Gaddafi’s gone, the ruling class remains
The war in Libya is over and the old dictator Gaddafi has met a violent and inglorious end. The leaders of the free and democratic powers are congratulating themselves on their support for the rebels (now the legal government). The people of Libya celebrate their new freedom and the victory of the revolution. Not too triumphalist, a word of criticism for the brutal manner of Gaddafi’s end, not fitting for one in the rulers club, but a job well done by NATO for a change. This is the narrative in the media.
Gaddafi wasn’t the only one to meet a violent end; 50 Gaddafi supporters were executed with their hands tied behind their back on the eastern edge of Sirte. The town of Tawargha was ransacked and the 30,000 residents banned from returning because of their support for Gaddafi. We shouldn’t be too surprised by the level of brutality meted out to the defeated, because the new regime received its training under the old regime, in fact some of them used to be the old regime.

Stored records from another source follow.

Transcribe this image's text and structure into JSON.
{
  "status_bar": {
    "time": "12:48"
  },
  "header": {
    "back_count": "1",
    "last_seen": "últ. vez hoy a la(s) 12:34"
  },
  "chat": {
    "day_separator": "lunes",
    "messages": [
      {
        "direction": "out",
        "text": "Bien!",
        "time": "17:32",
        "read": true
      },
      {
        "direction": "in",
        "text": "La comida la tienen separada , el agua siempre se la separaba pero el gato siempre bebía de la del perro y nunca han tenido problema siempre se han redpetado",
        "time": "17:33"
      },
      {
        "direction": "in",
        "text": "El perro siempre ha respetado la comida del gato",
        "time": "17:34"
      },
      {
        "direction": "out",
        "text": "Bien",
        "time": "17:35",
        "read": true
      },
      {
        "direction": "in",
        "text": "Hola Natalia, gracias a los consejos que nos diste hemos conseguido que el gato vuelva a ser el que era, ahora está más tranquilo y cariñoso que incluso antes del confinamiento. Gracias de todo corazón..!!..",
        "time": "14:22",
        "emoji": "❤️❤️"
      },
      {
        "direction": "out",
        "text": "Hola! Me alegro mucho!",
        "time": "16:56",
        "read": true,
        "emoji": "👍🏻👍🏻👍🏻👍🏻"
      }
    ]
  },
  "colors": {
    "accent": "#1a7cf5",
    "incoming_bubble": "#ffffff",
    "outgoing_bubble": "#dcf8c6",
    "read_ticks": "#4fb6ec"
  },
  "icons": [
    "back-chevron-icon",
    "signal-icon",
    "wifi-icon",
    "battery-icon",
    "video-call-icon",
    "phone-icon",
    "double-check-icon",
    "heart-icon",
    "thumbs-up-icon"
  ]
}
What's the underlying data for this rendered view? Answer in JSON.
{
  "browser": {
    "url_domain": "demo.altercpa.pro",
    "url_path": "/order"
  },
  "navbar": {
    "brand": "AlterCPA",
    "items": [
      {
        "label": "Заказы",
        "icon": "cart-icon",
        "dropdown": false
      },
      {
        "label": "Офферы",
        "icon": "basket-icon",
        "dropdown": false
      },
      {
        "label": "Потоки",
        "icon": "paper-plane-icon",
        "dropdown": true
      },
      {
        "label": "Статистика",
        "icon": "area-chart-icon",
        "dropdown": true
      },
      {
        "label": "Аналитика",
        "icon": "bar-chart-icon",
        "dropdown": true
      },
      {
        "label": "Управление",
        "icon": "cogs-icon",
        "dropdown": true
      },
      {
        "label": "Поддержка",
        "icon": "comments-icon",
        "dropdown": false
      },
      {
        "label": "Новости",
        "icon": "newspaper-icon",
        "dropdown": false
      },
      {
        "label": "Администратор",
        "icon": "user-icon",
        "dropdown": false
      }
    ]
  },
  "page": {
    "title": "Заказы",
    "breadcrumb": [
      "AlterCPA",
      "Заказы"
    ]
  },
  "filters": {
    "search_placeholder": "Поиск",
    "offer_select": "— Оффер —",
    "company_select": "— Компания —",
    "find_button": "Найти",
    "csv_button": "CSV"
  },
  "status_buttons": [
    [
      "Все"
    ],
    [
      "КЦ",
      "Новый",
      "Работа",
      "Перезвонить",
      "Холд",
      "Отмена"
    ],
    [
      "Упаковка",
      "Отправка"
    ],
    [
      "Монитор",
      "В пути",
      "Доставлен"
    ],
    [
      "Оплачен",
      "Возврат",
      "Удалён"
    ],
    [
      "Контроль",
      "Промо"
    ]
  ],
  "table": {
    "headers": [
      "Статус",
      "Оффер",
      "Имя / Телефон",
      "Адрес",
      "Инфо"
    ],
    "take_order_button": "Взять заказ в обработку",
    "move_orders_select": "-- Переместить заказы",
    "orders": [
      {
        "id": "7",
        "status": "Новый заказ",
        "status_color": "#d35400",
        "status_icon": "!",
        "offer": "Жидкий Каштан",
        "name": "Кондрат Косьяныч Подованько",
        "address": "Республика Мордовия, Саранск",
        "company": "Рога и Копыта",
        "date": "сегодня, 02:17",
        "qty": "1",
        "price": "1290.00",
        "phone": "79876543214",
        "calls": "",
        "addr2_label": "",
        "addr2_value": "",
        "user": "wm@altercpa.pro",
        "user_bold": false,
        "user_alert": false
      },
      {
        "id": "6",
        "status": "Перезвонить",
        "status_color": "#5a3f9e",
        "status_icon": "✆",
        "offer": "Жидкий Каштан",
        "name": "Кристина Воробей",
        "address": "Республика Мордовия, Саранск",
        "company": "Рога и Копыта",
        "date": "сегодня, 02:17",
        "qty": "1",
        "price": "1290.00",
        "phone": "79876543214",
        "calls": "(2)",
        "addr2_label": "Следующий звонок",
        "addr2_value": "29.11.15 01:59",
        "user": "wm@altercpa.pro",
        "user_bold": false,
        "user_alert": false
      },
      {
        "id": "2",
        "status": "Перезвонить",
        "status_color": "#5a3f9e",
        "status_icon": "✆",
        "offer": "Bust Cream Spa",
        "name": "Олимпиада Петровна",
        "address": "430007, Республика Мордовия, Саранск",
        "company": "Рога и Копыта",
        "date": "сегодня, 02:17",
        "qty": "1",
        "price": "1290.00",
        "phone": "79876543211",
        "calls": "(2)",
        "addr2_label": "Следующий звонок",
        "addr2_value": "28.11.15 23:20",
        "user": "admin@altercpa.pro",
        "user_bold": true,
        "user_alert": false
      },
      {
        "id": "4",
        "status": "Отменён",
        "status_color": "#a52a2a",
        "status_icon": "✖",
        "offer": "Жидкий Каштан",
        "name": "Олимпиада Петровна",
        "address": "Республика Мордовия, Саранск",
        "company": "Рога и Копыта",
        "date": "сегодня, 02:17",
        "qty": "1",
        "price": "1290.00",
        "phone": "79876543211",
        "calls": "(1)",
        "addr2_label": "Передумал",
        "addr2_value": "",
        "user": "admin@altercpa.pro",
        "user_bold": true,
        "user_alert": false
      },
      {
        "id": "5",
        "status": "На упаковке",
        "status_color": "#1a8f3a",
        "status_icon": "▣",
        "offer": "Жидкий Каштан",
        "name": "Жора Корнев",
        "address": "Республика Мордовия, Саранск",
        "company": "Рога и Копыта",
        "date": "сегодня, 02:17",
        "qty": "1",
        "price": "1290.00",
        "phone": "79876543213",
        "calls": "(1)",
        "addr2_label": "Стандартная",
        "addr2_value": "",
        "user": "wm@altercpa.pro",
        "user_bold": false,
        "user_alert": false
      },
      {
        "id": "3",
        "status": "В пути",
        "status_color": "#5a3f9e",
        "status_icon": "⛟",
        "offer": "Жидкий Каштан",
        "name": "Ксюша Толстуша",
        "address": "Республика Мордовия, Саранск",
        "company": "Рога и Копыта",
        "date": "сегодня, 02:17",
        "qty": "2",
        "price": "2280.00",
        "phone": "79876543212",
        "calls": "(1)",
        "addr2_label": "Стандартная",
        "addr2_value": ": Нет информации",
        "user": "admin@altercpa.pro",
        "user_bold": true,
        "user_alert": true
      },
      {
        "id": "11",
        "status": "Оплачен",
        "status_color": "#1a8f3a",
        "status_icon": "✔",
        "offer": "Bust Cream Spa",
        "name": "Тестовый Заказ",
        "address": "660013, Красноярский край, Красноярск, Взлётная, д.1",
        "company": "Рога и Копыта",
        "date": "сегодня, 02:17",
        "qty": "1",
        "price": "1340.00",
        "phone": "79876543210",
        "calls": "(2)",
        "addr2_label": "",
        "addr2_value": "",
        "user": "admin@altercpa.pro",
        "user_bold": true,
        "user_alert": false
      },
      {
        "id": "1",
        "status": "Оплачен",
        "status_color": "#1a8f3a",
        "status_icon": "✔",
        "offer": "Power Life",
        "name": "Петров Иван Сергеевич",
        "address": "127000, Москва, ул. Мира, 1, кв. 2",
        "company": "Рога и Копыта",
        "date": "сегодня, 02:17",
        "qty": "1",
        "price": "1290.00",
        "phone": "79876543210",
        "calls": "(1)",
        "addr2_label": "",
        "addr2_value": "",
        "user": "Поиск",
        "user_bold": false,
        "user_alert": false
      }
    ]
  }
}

The new Transitional National Council of Libya wants to avoid the mistakes of Iraq where many of the repressive structures were dismantled. This time those who benefited under Gaddafi will remain. When criticism of the old regime is made the emphasis is on the idea of the all powerful dictator with his handful of loyal cronies rather than the embarrassing collusion of the whole Libyan elite. The announcement of Abdurrahim al-Keib as the new interim Prime Minister can be seen as an attempt by the TNC to distance itself from the past. The previous holder of that position, Mustafa Abdul Jalil, was a justice minister under Gaddafi. Also we shouldn’t forget that the nations who raced to defend democracy this year were rubbing shoulders with Gaddafi last year.
This attempt to bury the past is also an attempt to avoid a new civil war between the factions that have emerged in the new Libyan state. The bourgeoisie in Libya is not united in action. There are differences between east and west Libyans, Islamists, tribes, local warlords and non-TNC rebels. The TNC is an attempt to hold things together and prevent the country descending into total chaos.
The inter-bourgeois war in Libya also had a clear imperialist dimension. The intervention of France, Britain and the US via airstrikes, 10,000 according to the BBC, helped to swing the civil war in the favour of the rebels.
The triumph of the TNC over Gaddafi’s forces is no victory for the working class or the legions of the exploited in Libya. The development of the uprising into a civil war between bourgeois factions, backed by the imperialist powers, was a symptom of the weakness of the working class in comparison to Egypt, where the working class played a significant role in the movement even if it failed to take decisive leadership.
This does not mean that the class struggle is totally absent from Libya. At the end of October, strike action by Waha Oil workers, unhappy at the continued presence of the same directors who collaborated with the Gaddafi forces during the civil war, had been going on for two months. The TNC backed the directors, not the workers of course. Workers from other refineries and other sectors of the oil industry joined them in protest outside the National Oil Corporation headquarters, also unhappy about the Gaddafi supporters who manage them. The future for the Libyan workers lies in the continuing defence of their own class interests against whichever faction takes the reins of power, but their main hope lies in the development of the class struggle throughout the region and across the globe.